- _WHAT YOU SHOULD DO_: In the entries below, every line that contains "changes" must be located and copied.

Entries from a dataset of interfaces
== Segment start ==

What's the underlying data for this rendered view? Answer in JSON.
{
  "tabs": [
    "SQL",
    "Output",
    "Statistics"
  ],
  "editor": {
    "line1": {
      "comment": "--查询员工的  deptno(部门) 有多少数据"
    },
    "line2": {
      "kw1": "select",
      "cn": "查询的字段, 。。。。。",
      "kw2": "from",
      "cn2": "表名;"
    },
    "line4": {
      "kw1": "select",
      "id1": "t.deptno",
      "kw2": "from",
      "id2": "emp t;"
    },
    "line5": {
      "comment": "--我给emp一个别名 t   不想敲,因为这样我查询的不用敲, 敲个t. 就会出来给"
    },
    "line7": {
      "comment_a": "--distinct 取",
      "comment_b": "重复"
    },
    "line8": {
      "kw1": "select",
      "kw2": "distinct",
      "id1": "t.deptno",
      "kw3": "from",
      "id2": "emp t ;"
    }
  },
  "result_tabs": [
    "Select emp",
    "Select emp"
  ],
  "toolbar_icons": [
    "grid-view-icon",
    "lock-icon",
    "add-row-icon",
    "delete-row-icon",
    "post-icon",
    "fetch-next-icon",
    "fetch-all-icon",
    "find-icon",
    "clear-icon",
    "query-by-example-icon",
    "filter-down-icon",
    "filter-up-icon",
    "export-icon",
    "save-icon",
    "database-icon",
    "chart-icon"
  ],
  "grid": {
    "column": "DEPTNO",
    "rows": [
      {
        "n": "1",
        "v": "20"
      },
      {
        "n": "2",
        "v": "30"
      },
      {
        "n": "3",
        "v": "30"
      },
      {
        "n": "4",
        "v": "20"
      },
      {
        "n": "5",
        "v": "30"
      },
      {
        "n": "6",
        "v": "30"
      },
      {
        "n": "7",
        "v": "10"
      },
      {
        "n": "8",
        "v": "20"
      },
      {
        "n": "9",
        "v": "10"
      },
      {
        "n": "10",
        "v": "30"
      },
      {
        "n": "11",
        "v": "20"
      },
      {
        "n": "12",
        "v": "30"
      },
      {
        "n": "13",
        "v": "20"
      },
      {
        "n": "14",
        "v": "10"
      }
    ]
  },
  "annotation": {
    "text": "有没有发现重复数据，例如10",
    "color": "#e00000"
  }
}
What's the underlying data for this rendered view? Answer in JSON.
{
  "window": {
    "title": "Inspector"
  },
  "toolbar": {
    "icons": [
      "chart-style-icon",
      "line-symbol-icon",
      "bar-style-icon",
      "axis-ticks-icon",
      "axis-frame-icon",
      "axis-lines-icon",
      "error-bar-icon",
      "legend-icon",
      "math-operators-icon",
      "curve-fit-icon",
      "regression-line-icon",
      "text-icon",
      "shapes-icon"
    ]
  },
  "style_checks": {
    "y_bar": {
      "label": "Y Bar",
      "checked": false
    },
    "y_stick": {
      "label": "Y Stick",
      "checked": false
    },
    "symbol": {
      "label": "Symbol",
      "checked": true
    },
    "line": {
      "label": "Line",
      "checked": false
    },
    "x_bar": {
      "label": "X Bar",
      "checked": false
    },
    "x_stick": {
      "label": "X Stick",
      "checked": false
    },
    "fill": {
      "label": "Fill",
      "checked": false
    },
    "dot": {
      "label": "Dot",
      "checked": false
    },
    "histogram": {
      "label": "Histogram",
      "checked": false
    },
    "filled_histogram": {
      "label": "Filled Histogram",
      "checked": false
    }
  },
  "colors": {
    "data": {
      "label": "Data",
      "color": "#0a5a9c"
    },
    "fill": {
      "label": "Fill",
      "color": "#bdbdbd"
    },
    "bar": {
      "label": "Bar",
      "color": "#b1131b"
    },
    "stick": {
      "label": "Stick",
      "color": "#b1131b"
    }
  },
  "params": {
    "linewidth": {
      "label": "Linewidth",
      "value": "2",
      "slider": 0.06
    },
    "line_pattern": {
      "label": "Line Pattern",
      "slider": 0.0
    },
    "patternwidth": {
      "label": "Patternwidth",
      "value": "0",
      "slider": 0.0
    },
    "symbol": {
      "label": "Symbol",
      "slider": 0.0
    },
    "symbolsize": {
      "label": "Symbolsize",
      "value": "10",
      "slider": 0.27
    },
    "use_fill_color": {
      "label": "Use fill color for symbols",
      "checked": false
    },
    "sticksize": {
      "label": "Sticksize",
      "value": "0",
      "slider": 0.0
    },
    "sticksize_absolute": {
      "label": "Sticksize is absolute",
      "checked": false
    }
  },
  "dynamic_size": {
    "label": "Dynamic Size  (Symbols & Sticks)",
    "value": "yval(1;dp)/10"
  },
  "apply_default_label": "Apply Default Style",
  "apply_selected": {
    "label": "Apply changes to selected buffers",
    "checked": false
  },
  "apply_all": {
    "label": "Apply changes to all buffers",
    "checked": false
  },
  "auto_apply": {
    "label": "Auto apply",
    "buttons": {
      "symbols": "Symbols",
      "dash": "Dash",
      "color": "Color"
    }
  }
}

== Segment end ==

- _WRITTEN REPLY_:
    "label": "Apply changes to selected buffers",
    "label": "Apply changes to all buffers",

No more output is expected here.